Time management advice often talks about the important of having a schedule. When you’re at work, the plethora of meetings, conference calls and to-do lists probably provide a lot of structure. Whether you are actually getting things done is another story.
But have you ever given any thought to scheduling your leisure time? Many of us find it all too easy to let our evenings and weekends fall into a comfortable – and often rather boring or unsatisfactory – routine. To get the most out of both your work and your play, try some of these ways of giving your leisure time a little structure too.
If you’re a student or freelancer, you probably have a fair degree of flexibility about when you do your work. You may also find that there are times when you try to micro-schedule your work, but you still end up procrastinating, working much more slowly than you know you should, and rushing things at the last minute.
The answer is often, paradoxically, to stop worrying about scheduling your work time and start building in some time for fun instead. For example, if you tend to start work at 8AM, schedule yourself a break for 10AM (and plan something that you genuinely want to do – perhaps a walk round a favorite park, or watching an episode of a TV program you love). Having a concentrated two hours to work in will help you focus and challenge yourself to see how much you can get done in that time.
This is also a good method to prevent your productivity from nose-diving because you’ve been trying to focus for too long at a stretch.
Whether you work for an employer or for yourself, it’s a good idea to give some thought to your evenings. As a freelancer who can work at any time of the day or night, I know how easy it is to get sucked into “just one more thing” after dinner. And for many office employees, email and other company systems are available outside work hours. If the only other attraction in your evening is the television, it’s easy to get caught up working.
Try planning for at least one or two evenings a week where you schedule time to do something different. Maybe it’s going out for a nice meal (not just grabbing takeout to eat while in front of your computer). Perhaps you’ll finally catch that play or movie you’ve been wanting to see. Or maybe you just want to snuggle up on the sofa for an hour and spend some quality time with your partner. The important thing is that you plan ahead – this gives you something to look forward to during your busy day, and it makes it much more likely that it’ll actually happen.
Do your weekends end up involve sleeping late, a feeling like you’ve wasted half the day, a ton of chores, and some dull television? Instead of just waking up on Saturday and having no idea what you want to do, try planning ahead. If you’ve got something exciting to do during the day, you’ll be much more motivated to jump out of bed and get on with it – and the thought of a fun-packed weekend can get you through a busy or dull week at work.
One of the best things about scheduling your weekend is that you’ll have something to look forward to. The anticipation of a leisure activity can be almost as fun and uplifting as the activity itself.
You might also be surprised to find that when you do block out a chunk of time for something – a day trip, perhaps – everything else that needs to be done will fit in around it. Perhaps you’ll get up early to do the laundry, or maybe you’ll give the kitchen a quick clean on a Friday night.
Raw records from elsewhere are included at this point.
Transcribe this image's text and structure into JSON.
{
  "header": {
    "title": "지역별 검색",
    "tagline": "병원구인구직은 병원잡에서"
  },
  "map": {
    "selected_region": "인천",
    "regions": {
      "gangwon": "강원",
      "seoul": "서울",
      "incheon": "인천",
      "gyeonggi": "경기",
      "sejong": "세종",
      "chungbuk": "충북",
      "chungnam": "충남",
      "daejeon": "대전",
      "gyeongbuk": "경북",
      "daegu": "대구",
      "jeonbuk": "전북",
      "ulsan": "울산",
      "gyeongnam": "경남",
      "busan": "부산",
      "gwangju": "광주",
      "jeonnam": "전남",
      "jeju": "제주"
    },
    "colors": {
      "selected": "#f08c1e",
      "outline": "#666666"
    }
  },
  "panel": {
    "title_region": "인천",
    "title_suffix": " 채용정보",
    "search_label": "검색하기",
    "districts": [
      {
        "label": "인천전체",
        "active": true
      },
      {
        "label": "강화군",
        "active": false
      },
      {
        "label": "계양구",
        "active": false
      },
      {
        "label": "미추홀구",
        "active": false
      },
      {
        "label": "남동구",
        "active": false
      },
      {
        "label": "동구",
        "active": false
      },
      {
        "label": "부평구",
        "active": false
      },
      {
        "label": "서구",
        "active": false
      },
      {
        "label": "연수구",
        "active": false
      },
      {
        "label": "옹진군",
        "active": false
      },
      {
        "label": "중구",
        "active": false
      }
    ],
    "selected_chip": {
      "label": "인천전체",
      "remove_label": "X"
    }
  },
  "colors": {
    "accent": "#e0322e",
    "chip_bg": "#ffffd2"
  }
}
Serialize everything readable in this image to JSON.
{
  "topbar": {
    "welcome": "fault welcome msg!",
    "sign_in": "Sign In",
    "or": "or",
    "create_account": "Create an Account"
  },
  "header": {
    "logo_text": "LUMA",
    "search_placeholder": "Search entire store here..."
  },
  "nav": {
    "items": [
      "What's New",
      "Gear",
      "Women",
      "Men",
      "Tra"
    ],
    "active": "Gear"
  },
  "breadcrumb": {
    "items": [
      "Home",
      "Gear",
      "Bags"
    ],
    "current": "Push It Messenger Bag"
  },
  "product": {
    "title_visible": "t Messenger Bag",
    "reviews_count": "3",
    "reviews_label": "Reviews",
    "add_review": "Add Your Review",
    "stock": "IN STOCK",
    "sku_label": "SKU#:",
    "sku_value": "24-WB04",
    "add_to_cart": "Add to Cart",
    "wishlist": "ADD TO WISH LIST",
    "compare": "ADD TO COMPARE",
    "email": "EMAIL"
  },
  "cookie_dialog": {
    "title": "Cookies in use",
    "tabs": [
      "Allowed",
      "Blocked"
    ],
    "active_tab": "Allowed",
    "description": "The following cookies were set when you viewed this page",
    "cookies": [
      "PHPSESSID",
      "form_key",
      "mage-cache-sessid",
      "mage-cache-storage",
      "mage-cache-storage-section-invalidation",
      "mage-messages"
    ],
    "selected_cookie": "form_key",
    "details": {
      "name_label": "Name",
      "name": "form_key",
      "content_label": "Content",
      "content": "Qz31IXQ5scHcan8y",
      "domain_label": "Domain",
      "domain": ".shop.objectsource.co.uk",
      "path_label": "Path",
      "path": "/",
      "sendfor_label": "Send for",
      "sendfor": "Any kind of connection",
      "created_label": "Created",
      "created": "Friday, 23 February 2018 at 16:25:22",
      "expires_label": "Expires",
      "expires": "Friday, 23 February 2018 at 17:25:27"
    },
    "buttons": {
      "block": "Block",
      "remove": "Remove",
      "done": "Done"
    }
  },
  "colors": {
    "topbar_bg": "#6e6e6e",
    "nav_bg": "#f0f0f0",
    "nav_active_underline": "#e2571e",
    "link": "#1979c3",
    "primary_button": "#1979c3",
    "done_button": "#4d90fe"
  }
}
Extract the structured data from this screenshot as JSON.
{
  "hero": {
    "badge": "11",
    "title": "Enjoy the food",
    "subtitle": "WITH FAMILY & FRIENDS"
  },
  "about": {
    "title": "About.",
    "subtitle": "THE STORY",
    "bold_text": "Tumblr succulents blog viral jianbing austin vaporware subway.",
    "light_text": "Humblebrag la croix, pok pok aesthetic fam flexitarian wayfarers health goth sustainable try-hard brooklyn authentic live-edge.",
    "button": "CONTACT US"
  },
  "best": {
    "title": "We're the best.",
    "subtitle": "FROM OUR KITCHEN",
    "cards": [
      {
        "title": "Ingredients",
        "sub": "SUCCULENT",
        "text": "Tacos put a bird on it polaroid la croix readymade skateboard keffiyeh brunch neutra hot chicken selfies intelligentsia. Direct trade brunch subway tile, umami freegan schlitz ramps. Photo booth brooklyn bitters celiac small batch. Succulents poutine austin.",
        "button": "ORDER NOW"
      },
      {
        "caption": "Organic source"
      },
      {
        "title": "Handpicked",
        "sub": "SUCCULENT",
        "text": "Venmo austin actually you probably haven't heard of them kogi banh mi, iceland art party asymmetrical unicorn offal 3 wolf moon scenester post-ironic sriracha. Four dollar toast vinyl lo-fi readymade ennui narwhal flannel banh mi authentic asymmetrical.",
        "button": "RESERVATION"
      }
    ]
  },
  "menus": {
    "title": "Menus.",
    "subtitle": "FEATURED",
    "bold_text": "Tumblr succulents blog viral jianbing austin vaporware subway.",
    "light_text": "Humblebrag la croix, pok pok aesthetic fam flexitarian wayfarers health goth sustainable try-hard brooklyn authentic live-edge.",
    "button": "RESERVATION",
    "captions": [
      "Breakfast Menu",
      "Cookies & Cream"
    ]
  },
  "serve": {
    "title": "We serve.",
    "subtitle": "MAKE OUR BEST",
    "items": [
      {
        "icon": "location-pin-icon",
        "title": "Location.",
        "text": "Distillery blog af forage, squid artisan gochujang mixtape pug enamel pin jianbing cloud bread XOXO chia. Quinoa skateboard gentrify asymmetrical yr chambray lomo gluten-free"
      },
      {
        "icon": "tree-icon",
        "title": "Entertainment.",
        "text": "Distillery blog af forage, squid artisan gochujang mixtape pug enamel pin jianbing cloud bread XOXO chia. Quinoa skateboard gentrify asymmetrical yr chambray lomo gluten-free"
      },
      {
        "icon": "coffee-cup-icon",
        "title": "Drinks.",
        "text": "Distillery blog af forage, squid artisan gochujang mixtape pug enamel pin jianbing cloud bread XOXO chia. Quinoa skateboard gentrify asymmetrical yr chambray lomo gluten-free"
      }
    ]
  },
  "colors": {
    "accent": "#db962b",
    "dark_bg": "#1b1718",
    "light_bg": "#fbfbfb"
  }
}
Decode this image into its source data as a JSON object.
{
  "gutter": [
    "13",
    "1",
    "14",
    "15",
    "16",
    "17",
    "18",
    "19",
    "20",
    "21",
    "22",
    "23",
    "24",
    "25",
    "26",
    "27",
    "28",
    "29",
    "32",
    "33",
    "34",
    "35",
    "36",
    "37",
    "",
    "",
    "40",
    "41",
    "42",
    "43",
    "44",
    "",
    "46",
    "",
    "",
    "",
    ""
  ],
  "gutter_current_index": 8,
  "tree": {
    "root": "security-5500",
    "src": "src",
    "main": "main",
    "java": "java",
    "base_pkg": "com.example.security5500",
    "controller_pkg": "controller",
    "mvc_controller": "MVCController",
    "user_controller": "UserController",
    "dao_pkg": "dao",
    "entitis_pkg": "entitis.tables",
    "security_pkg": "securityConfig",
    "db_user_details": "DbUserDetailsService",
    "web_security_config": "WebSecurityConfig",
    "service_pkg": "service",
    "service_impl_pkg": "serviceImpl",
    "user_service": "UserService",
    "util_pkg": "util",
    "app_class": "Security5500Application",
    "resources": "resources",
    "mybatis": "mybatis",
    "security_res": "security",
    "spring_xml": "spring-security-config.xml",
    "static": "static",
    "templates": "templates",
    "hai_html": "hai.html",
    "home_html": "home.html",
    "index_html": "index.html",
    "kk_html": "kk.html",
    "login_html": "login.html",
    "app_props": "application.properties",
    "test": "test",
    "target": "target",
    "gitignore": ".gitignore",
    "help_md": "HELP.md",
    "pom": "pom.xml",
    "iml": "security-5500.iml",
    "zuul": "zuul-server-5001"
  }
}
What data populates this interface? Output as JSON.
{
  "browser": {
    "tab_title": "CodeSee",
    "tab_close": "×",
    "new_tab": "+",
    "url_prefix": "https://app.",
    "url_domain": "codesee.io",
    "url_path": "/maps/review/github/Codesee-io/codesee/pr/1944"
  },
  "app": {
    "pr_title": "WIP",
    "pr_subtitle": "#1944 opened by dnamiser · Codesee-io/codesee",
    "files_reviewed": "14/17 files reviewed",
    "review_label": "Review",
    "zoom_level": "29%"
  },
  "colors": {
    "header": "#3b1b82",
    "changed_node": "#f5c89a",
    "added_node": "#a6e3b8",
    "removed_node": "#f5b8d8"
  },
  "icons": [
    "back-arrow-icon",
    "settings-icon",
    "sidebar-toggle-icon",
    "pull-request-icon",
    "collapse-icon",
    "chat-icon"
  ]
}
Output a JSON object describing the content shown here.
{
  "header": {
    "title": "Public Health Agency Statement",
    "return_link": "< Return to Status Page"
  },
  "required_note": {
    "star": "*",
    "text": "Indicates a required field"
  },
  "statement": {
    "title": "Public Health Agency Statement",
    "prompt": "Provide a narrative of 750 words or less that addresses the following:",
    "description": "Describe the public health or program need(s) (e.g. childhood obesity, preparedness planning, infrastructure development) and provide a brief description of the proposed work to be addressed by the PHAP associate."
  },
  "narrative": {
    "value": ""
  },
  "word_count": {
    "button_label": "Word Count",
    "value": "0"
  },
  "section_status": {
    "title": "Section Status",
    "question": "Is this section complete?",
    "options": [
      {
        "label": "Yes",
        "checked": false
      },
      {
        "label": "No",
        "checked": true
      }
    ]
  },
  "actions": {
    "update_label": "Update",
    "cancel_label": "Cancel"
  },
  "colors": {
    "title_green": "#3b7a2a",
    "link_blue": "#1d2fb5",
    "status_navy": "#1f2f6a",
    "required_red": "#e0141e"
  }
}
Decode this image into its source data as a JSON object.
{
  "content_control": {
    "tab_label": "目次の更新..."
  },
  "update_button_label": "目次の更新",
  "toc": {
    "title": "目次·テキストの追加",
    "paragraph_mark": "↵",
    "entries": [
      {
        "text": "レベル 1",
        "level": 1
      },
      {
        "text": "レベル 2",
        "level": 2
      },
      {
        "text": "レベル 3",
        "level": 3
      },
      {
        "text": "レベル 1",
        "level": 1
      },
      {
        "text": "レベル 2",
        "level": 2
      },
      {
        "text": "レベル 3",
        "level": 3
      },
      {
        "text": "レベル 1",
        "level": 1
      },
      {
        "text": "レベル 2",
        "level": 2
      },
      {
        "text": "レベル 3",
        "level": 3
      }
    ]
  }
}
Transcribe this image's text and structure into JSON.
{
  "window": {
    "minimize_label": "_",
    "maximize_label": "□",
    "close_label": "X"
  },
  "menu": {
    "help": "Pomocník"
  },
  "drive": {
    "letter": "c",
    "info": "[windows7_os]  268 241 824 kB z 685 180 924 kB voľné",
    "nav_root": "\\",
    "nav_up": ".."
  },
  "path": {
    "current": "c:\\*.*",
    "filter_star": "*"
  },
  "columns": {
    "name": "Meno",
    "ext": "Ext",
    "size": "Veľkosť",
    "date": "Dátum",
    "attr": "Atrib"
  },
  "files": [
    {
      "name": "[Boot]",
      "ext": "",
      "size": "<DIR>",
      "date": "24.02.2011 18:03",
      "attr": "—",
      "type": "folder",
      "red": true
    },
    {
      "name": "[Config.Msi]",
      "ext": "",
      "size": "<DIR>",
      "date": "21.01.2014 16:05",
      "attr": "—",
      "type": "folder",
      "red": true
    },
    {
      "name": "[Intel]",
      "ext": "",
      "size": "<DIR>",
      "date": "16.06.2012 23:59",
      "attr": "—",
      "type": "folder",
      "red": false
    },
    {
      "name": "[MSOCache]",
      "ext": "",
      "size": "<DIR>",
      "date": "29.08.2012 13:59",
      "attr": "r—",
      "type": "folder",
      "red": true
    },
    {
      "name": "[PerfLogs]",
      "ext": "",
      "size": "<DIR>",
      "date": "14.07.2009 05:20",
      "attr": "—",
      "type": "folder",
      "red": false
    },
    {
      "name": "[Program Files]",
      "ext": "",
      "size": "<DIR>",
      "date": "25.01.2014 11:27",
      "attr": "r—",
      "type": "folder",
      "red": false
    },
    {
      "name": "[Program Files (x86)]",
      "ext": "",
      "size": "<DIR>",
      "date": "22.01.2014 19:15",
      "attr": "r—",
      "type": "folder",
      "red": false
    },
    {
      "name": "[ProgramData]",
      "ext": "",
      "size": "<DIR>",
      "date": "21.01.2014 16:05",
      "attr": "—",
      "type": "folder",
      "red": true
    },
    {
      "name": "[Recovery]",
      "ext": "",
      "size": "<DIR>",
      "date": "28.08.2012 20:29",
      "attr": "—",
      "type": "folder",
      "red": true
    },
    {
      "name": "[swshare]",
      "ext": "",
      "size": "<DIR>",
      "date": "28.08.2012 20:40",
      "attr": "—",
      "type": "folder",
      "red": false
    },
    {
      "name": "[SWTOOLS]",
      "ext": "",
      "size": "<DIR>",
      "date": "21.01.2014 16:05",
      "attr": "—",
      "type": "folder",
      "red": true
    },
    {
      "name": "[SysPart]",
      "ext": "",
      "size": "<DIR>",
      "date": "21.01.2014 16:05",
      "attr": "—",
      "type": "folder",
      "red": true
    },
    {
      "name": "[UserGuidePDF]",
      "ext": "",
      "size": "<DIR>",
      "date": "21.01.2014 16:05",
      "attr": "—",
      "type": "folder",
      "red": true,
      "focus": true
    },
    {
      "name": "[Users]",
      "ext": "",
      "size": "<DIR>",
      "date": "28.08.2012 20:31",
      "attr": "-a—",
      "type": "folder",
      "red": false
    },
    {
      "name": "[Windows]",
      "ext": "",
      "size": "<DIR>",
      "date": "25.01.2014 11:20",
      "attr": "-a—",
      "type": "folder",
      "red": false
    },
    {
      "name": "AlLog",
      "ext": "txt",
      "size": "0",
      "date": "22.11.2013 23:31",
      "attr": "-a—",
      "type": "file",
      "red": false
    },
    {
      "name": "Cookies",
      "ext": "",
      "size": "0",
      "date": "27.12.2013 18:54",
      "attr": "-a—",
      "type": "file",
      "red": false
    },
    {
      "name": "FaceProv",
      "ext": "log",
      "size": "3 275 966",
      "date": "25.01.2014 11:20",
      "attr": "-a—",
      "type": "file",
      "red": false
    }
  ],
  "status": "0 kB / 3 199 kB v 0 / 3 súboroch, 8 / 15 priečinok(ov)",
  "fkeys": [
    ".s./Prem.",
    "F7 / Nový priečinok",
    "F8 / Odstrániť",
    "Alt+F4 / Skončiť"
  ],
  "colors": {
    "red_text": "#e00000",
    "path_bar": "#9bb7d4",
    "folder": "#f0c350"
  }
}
And if planning your weekends ahead of time feels too regimented and strict for you, then plan for spontaneity! Decide that you’ll spend, say, noon till bedtime on Saturday doing something purely for fun – and make it happen.
Do you schedule your leisure time, or do you just take life as it comes? Do you like to have something to look forward to (whether it’s a coffee with a friend at 11am, or a big weekend away) – or do you prefer to go with the flow?
|Written on 4/17/2009 by Ali Hale. Ali is a professional writer and blogger, and a part-time postgraduate student of creative writing. If you need a hand with any sort of written project, drop her a line (firstname.lastname@example.org) or check out her website at Aliventures.||Photo Credit: Jesse Gardner|